**Source records:**
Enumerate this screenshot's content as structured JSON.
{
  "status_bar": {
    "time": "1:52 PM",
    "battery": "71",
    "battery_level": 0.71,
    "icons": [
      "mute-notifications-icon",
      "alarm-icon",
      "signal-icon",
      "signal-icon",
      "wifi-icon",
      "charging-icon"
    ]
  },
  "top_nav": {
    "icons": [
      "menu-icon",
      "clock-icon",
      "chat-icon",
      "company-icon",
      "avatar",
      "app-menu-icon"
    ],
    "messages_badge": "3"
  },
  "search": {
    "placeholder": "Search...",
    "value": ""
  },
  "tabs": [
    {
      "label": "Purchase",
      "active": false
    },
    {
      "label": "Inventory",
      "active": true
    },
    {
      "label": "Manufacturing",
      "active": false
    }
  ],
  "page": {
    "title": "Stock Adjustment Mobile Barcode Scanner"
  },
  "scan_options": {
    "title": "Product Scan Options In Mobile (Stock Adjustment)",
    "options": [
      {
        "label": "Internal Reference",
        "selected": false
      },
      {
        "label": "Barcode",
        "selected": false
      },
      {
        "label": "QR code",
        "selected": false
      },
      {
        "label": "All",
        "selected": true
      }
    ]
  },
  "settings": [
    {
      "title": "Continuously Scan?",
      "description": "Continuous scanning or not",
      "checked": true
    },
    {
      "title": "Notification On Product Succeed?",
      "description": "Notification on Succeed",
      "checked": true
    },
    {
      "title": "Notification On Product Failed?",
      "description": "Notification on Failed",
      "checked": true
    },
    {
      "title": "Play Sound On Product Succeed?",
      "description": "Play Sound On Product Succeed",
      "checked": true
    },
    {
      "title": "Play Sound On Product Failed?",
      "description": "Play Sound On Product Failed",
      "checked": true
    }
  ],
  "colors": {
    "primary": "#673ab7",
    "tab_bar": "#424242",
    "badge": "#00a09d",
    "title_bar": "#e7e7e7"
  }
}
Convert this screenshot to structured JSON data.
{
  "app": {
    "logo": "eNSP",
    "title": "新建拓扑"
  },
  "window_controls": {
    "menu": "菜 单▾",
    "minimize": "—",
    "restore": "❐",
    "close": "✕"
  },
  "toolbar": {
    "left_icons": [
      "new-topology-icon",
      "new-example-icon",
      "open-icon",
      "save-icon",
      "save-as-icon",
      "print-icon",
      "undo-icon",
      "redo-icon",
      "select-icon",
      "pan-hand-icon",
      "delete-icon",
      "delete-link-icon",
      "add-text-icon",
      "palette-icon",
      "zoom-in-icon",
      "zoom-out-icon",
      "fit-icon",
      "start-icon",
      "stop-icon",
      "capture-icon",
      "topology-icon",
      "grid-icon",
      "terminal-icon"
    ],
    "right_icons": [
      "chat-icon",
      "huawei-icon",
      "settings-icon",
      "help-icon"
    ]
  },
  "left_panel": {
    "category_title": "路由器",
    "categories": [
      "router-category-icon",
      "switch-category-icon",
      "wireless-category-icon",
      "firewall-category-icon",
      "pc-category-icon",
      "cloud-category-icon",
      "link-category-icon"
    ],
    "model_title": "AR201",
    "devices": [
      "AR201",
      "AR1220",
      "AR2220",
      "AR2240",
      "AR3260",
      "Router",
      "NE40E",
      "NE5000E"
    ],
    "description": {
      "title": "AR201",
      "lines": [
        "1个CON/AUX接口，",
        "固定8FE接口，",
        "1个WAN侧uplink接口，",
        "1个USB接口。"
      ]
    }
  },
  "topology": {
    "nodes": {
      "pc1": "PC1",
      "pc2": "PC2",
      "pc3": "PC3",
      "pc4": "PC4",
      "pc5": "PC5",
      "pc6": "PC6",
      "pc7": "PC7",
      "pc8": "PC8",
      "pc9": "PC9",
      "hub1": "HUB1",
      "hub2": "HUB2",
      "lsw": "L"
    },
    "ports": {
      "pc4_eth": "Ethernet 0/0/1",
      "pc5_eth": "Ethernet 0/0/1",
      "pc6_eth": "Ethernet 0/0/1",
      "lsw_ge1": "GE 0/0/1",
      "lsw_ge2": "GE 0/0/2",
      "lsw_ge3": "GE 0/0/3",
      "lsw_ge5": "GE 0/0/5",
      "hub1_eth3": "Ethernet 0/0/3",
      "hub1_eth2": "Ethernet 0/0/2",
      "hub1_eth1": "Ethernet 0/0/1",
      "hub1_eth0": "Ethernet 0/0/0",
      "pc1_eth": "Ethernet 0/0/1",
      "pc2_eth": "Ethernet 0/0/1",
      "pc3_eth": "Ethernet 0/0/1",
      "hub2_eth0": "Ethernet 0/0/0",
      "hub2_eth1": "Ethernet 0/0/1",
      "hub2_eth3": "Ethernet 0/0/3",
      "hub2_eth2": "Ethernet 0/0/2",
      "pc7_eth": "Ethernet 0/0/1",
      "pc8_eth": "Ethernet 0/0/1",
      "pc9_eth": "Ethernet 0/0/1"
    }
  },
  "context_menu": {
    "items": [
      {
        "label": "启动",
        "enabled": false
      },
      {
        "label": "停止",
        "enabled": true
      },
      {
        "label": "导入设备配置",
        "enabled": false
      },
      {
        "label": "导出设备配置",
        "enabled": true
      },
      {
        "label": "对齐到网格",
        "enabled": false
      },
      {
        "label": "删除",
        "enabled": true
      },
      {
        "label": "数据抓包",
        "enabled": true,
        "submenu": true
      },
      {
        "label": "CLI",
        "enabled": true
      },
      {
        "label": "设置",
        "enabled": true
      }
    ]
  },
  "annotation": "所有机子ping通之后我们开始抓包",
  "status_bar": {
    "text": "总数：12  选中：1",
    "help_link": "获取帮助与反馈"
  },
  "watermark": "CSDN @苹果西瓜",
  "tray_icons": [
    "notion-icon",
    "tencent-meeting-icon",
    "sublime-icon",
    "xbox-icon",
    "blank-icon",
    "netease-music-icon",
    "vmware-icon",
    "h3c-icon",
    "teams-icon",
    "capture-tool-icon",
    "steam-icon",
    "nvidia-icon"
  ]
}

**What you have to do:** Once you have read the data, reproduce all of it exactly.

**The completed task:**
Enumerate this screenshot's content as structured JSON.
{
  "status_bar": {
    "time": "1:52 PM",
    "battery": "71",
    "battery_level": 0.71,
    "icons": [
      "mute-notifications-icon",
      "alarm-icon",
      "signal-icon",
      "signal-icon",
      "wifi-icon",
      "charging-icon"
    ]
  },
  "top_nav": {
    "icons": [
      "menu-icon",
      "clock-icon",
      "chat-icon",
      "company-icon",
      "avatar",
      "app-menu-icon"
    ],
    "messages_badge": "3"
  },
  "search": {
    "placeholder": "Search...",
    "value": ""
  },
  "tabs": [
    {
      "label": "Purchase",
      "active": false
    },
    {
      "label": "Inventory",
      "active": true
    },
    {
      "label": "Manufacturing",
      "active": false
    }
  ],
  "page": {
    "title": "Stock Adjustment Mobile Barcode Scanner"
  },
  "scan_options": {
    "title": "Product Scan Options In Mobile (Stock Adjustment)",
    "options": [
      {
        "label": "Internal Reference",
        "selected": false
      },
      {
        "label": "Barcode",
        "selected": false
      },
      {
        "label": "QR code",
        "selected": false
      },
      {
        "label": "All",
        "selected": true
      }
    ]
  },
  "settings": [
    {
      "title": "Continuously Scan?",
      "description": "Continuous scanning or not",
      "checked": true
    },
    {
      "title": "Notification On Product Succeed?",
      "description": "Notification on Succeed",
      "checked": true
    },
    {
      "title": "Notification On Product Failed?",
      "description": "Notification on Failed",
      "checked": true
    },
    {
      "title": "Play Sound On Product Succeed?",
      "description": "Play Sound On Product Succeed",
      "checked": true
    },
    {
      "title": "Play Sound On Product Failed?",
      "description": "Play Sound On Product Failed",
      "checked": true
    }
  ],
  "colors": {
    "primary": "#673ab7",
    "tab_bar": "#424242",
    "badge": "#00a09d",
    "title_bar": "#e7e7e7"
  }
}
Convert this screenshot to structured JSON data.
{
  "app": {
    "logo": "eNSP",
    "title": "新建拓扑"
  },
  "window_controls": {
    "menu": "菜 单▾",
    "minimize": "—",
    "restore": "❐",
    "close": "✕"
  },
  "toolbar": {
    "left_icons": [
      "new-topology-icon",
      "new-example-icon",
      "open-icon",
      "save-icon",
      "save-as-icon",
      "print-icon",
      "undo-icon",
      "redo-icon",
      "select-icon",
      "pan-hand-icon",
      "delete-icon",
      "delete-link-icon",
      "add-text-icon",
      "palette-icon",
      "zoom-in-icon",
      "zoom-out-icon",
      "fit-icon",
      "start-icon",
      "stop-icon",
      "capture-icon",
      "topology-icon",
      "grid-icon",
      "terminal-icon"
    ],
    "right_icons": [
      "chat-icon",
      "huawei-icon",
      "settings-icon",
      "help-icon"
    ]
  },
  "left_panel": {
    "category_title": "路由器",
    "categories": [
      "router-category-icon",
      "switch-category-icon",
      "wireless-category-icon",
      "firewall-category-icon",
      "pc-category-icon",
      "cloud-category-icon",
      "link-category-icon"
    ],
    "model_title": "AR201",
    "devices": [
      "AR201",
      "AR1220",
      "AR2220",
      "AR2240",
      "AR3260",
      "Router",
      "NE40E",
      "NE5000E"
    ],
    "description": {
      "title": "AR201",
      "lines": [
        "1个CON/AUX接口，",
        "固定8FE接口，",
        "1个WAN侧uplink接口，",
        "1个USB接口。"
      ]
    }
  },
  "topology": {
    "nodes": {
      "pc1": "PC1",
      "pc2": "PC2",
      "pc3": "PC3",
      "pc4": "PC4",
      "pc5": "PC5",
      "pc6": "PC6",
      "pc7": "PC7",
      "pc8": "PC8",
      "pc9": "PC9",
      "hub1": "HUB1",
      "hub2": "HUB2",
      "lsw": "L"
    },
    "ports": {
      "pc4_eth": "Ethernet 0/0/1",
      "pc5_eth": "Ethernet 0/0/1",
      "pc6_eth": "Ethernet 0/0/1",
      "lsw_ge1": "GE 0/0/1",
      "lsw_ge2": "GE 0/0/2",
      "lsw_ge3": "GE 0/0/3",
      "lsw_ge5": "GE 0/0/5",
      "hub1_eth3": "Ethernet 0/0/3",
      "hub1_eth2": "Ethernet 0/0/2",
      "hub1_eth1": "Ethernet 0/0/1",
      "hub1_eth0": "Ethernet 0/0/0",
      "pc1_eth": "Ethernet 0/0/1",
      "pc2_eth": "Ethernet 0/0/1",
      "pc3_eth": "Ethernet 0/0/1",
      "hub2_eth0": "Ethernet 0/0/0",
      "hub2_eth1": "Ethernet 0/0/1",
      "hub2_eth3": "Ethernet 0/0/3",
      "hub2_eth2": "Ethernet 0/0/2",
      "pc7_eth": "Ethernet 0/0/1",
      "pc8_eth": "Ethernet 0/0/1",
      "pc9_eth": "Ethernet 0/0/1"
    }
  },
  "context_menu": {
    "items": [
      {
        "label": "启动",
        "enabled": false
      },
      {
        "label": "停止",
        "enabled": true
      },
      {
        "label": "导入设备配置",
        "enabled": false
      },
      {
        "label": "导出设备配置",
        "enabled": true
      },
      {
        "label": "对齐到网格",
        "enabled": false
      },
      {
        "label": "删除",
        "enabled": true
      },
      {
        "label": "数据抓包",
        "enabled": true,
        "submenu": true
      },
      {
        "label": "CLI",
        "enabled": true
      },
      {
        "label": "设置",
        "enabled": true
      }
    ]
  },
  "annotation": "所有机子ping通之后我们开始抓包",
  "status_bar": {
    "text": "总数：12  选中：1",
    "help_link": "获取帮助与反馈"
  },
  "watermark": "CSDN @苹果西瓜",
  "tray_icons": [
    "notion-icon",
    "tencent-meeting-icon",
    "sublime-icon",
    "xbox-icon",
    "blank-icon",
    "netease-music-icon",
    "vmware-icon",
    "h3c-icon",
    "teams-icon",
    "capture-tool-icon",
    "steam-icon",
    "nvidia-icon"
  ]
}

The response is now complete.